===== DATASET EXTRACT
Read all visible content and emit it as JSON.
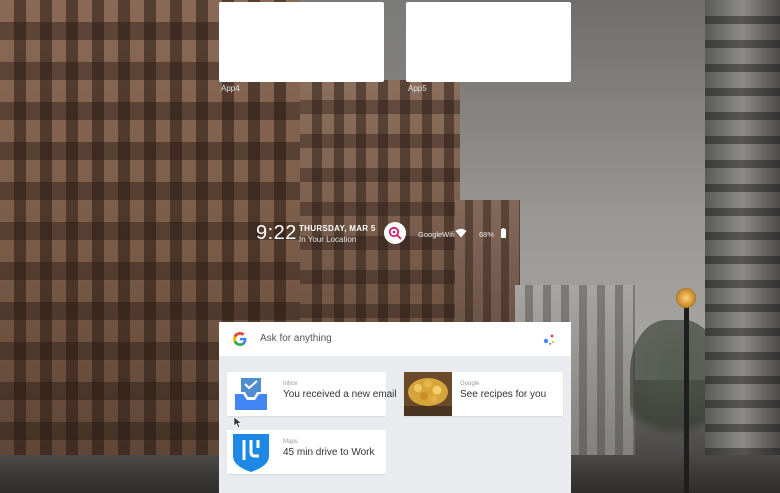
{
  "apps": [
    {
      "label": "App4"
    },
    {
      "label": "App5"
    }
  ],
  "status": {
    "time": "9:22",
    "date": "THURSDAY, MAR 5",
    "location": "In Your Location",
    "wifi_name": "GoogleWifi",
    "battery": "68%"
  },
  "search": {
    "placeholder": "Ask for anything"
  },
  "cards": [
    {
      "source": "Inbox",
      "title": "You received a new email",
      "icon": "inbox-icon"
    },
    {
      "source": "Google",
      "title": "See recipes for you",
      "icon": "food-photo"
    },
    {
      "source": "Maps",
      "title": "45 min drive to Work",
      "icon": "maps-route-icon"
    }
  ],
  "colors": {
    "google_blue": "#4285F4",
    "google_red": "#EA4335",
    "google_yellow": "#FBBC05",
    "google_green": "#34A853",
    "inbox_blue": "#4285F4",
    "maps_blue": "#1E88E5",
    "assistant_pink": "#D81B60"
  }
}
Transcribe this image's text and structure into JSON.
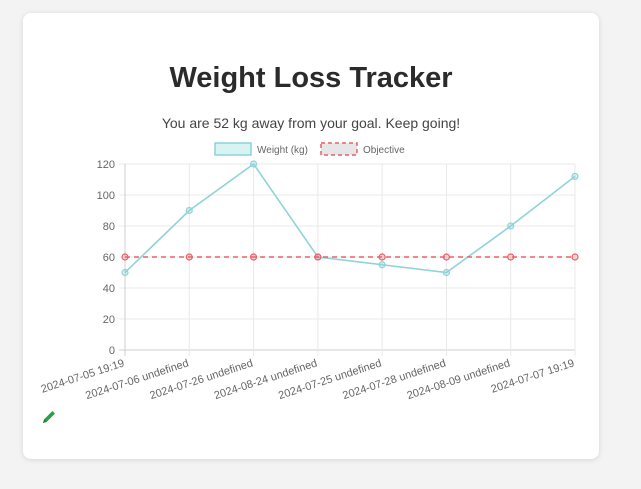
{
  "header": {
    "title": "Weight Loss Tracker",
    "message": "You are 52 kg away from your goal. Keep going!"
  },
  "colors": {
    "weight_line": "#8fd3d8",
    "weight_fill": "#d8f3f4",
    "objective_line": "#e8606a",
    "objective_fill": "#e6e6e6",
    "edit_icon": "#2e9e45"
  },
  "chart_data": {
    "type": "line",
    "categories": [
      "2024-07-05 19:19",
      "2024-07-06 undefined",
      "2024-07-26 undefined",
      "2024-08-24 undefined",
      "2024-07-25 undefined",
      "2024-07-28 undefined",
      "2024-08-09 undefined",
      "2024-07-07 19:19"
    ],
    "series": [
      {
        "name": "Weight (kg)",
        "values": [
          50,
          90,
          120,
          60,
          55,
          50,
          80,
          112
        ]
      },
      {
        "name": "Objective",
        "values": [
          60,
          60,
          60,
          60,
          60,
          60,
          60,
          60
        ],
        "dashed": true
      }
    ],
    "ylim": [
      0,
      120
    ],
    "yticks": [
      "0",
      "20",
      "40",
      "60",
      "80",
      "100",
      "120"
    ],
    "grid": true,
    "legend": "top"
  },
  "actions": {
    "edit_icon": "pencil-icon"
  }
}
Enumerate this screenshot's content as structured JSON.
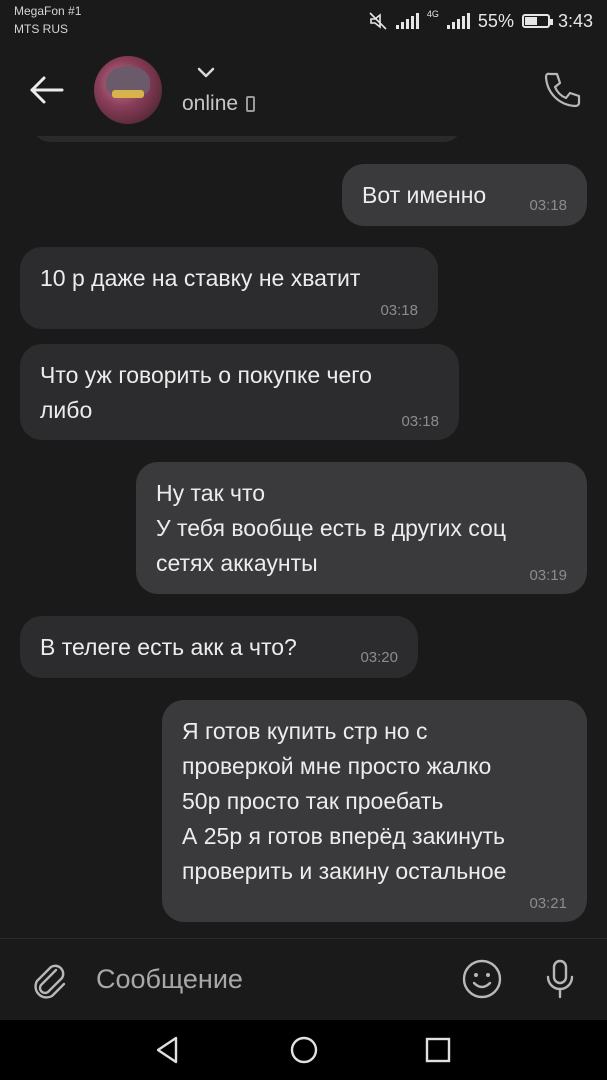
{
  "status_bar": {
    "carrier_1": "MegaFon #1",
    "carrier_2": "MTS RUS",
    "network": "4G",
    "battery": "55%",
    "battery_level": 0.55,
    "time": "3:43"
  },
  "header": {
    "status": "online",
    "icons": [
      "back-arrow-icon",
      "chevron-down-icon",
      "mobile-device-icon",
      "phone-call-icon"
    ]
  },
  "messages": [
    {
      "direction": "out",
      "text": "Вот именно",
      "time": "03:18"
    },
    {
      "direction": "in",
      "text": "10 р даже на ставку не хватит",
      "time": "03:18"
    },
    {
      "direction": "in",
      "text": "Что уж говорить о покупке чего\nлибо",
      "time": "03:18"
    },
    {
      "direction": "out",
      "text": "Ну так что\nУ тебя вообще есть в других соц\nсетях аккаунты",
      "time": "03:19"
    },
    {
      "direction": "in",
      "text": "В телеге есть акк а что?",
      "time": "03:20"
    },
    {
      "direction": "out",
      "text": "Я готов купить стр но с\nпроверкой мне просто жалко\n50р просто так проебать\nА 25р я готов вперёд закинуть\nпроверить и закину остальное",
      "time": "03:21"
    }
  ],
  "input": {
    "placeholder": "Сообщение",
    "value": ""
  },
  "colors": {
    "background": "#1a1a1a",
    "incoming_bubble": "#2c2c2e",
    "outgoing_bubble": "#3a3a3c",
    "text": "#ececec",
    "time": "#8c8c8c"
  }
}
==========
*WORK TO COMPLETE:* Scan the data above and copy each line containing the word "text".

*TASK OUTPUT:*
Transcribe this image's text and structure into JSON.
      "text": "Вот именно",
      "text": "10 р даже на ставку не хватит",
      "text": "Что уж говорить о покупке чего\nлибо",
      "text": "Ну так что\nУ тебя вообще есть в других соц\nсетях аккаунты",
      "text": "В телеге есть акк а что?",
      "text": "Я готов купить стр но с\nпроверкой мне просто жалко\n50р просто так проебать\nА 25р я готов вперёд закинуть\nпроверить и закину остальное",
    "text": "#ececec",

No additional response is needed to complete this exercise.